**Exercise goal:**
Line by line, please look for the word "name" in the following records, then copy each line you find it in.

**Extracted entries:**
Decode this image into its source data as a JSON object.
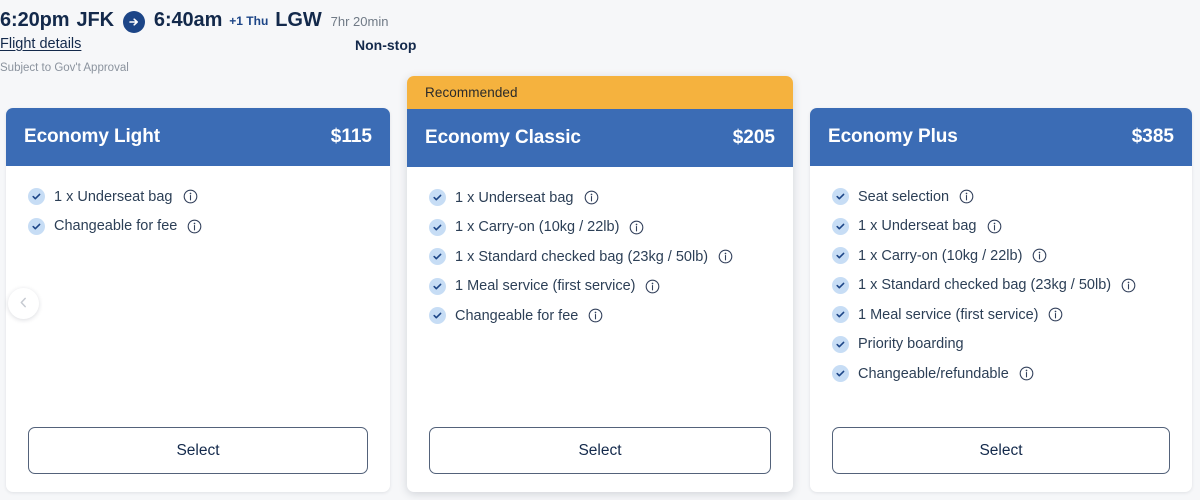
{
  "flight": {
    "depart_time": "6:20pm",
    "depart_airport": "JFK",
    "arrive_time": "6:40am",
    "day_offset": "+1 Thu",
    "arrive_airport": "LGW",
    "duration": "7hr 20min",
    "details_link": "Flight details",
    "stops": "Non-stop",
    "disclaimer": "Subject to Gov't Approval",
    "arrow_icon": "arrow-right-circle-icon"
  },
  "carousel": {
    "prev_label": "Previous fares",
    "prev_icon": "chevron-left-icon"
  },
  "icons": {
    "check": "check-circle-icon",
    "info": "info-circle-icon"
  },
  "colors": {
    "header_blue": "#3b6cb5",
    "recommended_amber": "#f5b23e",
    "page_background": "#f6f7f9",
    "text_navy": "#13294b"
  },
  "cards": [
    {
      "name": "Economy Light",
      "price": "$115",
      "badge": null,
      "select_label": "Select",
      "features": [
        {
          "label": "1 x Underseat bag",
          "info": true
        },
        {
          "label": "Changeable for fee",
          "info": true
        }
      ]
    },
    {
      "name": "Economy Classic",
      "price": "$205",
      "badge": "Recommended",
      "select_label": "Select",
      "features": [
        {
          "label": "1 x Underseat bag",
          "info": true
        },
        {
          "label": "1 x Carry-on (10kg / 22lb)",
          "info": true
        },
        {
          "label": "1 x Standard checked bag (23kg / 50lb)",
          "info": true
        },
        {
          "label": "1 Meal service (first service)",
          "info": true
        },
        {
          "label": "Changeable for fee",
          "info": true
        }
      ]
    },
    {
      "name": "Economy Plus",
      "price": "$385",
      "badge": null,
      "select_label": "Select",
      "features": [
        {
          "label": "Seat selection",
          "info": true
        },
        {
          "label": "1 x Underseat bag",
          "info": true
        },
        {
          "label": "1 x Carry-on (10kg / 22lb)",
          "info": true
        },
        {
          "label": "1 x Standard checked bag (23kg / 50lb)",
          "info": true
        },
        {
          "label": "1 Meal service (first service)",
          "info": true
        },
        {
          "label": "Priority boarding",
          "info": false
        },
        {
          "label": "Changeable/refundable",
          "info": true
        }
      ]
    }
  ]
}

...

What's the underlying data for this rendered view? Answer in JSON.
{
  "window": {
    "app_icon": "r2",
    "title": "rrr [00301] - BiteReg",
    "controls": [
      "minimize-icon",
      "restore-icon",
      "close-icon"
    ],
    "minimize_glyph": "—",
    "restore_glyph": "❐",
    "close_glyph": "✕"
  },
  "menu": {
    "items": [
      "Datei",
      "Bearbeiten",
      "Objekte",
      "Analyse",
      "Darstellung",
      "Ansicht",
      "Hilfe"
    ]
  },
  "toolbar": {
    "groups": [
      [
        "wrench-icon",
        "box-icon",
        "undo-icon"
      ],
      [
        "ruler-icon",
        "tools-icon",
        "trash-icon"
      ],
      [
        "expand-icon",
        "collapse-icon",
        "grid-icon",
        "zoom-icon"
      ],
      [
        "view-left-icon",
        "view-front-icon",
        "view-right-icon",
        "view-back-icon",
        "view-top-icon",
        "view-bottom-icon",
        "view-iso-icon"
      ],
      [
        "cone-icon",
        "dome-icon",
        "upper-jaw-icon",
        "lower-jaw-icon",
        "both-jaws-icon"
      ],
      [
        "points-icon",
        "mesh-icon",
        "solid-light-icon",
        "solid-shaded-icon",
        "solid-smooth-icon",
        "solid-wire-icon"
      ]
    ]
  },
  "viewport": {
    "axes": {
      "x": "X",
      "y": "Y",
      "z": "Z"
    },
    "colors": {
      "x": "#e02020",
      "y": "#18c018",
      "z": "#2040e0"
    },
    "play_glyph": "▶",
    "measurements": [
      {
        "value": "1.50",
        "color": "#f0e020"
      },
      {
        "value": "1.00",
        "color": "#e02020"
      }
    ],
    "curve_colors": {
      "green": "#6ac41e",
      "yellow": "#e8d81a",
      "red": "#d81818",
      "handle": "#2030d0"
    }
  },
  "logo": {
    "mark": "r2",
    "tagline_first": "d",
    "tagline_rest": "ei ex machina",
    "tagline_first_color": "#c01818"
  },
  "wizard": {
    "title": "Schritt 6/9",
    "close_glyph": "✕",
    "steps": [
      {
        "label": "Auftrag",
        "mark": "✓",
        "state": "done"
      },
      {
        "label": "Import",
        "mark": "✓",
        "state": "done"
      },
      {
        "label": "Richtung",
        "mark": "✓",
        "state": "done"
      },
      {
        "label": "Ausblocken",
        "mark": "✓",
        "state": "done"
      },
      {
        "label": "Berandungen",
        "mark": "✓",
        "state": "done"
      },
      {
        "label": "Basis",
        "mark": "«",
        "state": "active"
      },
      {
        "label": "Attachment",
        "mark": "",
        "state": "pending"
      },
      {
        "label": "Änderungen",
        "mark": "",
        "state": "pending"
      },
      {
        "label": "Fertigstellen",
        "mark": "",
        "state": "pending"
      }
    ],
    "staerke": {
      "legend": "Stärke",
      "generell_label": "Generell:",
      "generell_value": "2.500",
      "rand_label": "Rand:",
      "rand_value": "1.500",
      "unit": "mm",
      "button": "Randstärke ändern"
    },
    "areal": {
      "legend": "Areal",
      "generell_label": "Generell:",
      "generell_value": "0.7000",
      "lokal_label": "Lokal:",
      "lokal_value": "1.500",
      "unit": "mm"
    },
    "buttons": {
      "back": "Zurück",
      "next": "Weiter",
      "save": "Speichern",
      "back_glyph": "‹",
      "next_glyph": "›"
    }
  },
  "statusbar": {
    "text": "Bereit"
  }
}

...

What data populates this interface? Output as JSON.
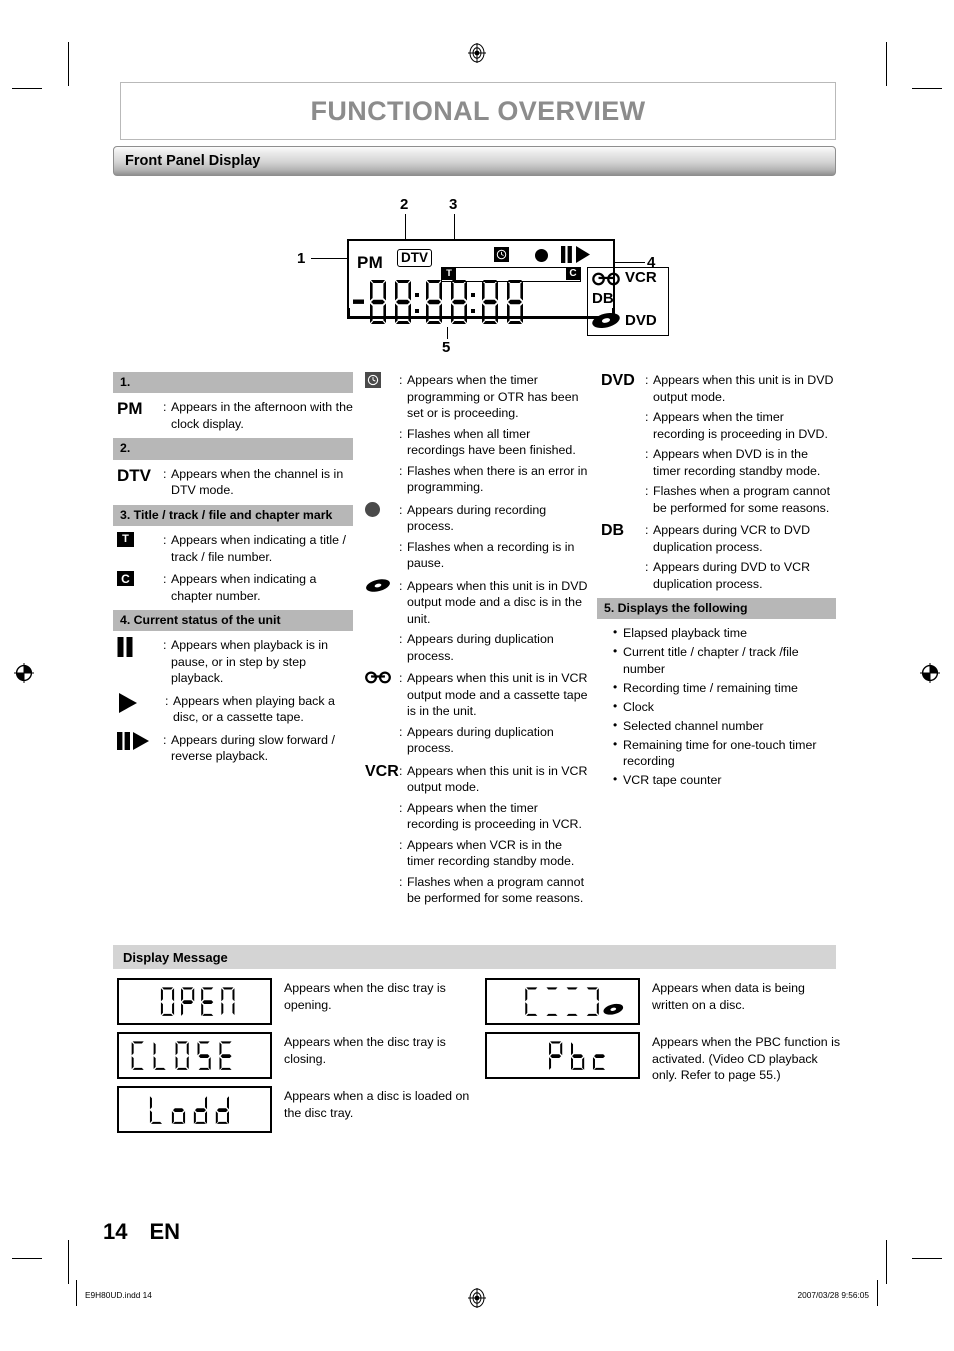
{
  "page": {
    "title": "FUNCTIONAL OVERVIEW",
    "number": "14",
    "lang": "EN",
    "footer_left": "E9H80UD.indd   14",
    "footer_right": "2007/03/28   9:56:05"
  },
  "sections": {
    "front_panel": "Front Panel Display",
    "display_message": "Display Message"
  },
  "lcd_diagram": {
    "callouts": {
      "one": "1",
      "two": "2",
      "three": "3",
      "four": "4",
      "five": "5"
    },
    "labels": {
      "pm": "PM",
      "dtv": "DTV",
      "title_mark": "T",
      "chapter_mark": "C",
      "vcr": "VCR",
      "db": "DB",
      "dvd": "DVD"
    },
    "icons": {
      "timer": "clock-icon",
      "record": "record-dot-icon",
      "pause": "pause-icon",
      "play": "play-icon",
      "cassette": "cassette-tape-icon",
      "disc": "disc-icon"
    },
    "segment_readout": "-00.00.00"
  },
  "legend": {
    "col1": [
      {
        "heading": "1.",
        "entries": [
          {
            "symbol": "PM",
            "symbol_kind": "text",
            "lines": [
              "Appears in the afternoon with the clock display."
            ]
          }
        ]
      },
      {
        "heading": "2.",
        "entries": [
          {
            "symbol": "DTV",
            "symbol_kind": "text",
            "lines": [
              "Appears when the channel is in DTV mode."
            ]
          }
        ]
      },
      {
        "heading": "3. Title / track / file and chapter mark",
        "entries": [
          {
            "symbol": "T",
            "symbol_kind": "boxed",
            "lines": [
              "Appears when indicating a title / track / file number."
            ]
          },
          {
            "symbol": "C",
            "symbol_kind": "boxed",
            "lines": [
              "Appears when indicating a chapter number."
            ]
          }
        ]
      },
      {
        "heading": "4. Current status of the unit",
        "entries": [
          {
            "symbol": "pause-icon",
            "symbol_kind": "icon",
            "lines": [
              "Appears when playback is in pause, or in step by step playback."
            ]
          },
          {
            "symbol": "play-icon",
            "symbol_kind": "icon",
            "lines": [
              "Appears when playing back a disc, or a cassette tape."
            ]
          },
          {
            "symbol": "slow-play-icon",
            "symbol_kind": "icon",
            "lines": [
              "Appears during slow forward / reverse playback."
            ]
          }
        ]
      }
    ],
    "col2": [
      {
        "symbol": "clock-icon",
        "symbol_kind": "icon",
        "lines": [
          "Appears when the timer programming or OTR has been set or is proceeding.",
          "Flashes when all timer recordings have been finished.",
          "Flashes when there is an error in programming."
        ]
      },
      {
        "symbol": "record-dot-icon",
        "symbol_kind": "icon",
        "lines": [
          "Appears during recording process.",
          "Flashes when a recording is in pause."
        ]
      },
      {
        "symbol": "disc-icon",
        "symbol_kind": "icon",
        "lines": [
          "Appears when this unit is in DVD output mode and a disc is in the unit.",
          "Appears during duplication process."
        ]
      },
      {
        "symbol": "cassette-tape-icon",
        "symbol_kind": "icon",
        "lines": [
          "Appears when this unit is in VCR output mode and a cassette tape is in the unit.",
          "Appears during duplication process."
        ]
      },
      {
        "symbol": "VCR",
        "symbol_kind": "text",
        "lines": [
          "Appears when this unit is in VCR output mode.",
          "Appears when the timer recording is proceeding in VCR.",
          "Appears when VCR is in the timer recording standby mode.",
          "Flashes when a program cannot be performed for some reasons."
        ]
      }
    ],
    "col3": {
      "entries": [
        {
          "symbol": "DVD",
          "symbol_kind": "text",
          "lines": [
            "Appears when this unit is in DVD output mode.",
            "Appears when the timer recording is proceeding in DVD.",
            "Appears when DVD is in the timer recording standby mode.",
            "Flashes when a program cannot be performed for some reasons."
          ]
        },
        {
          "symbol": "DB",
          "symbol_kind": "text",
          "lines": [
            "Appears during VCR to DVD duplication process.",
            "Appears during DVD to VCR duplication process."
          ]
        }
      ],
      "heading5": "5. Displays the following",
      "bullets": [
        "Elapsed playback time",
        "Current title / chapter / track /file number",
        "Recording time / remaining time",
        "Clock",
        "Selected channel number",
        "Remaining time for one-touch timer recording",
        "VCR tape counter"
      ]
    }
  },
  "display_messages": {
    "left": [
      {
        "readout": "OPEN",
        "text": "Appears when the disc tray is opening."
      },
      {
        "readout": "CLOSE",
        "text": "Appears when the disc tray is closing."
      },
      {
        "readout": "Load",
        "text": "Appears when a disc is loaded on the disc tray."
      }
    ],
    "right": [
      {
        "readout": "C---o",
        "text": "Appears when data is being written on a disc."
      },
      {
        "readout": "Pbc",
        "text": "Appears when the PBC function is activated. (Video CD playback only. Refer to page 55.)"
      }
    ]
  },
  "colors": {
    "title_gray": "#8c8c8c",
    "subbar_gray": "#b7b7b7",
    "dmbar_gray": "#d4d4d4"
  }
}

**Solution to the problem:**
      "name": "Economy Light",
      "name": "Economy Classic",
      "name": "Economy Plus",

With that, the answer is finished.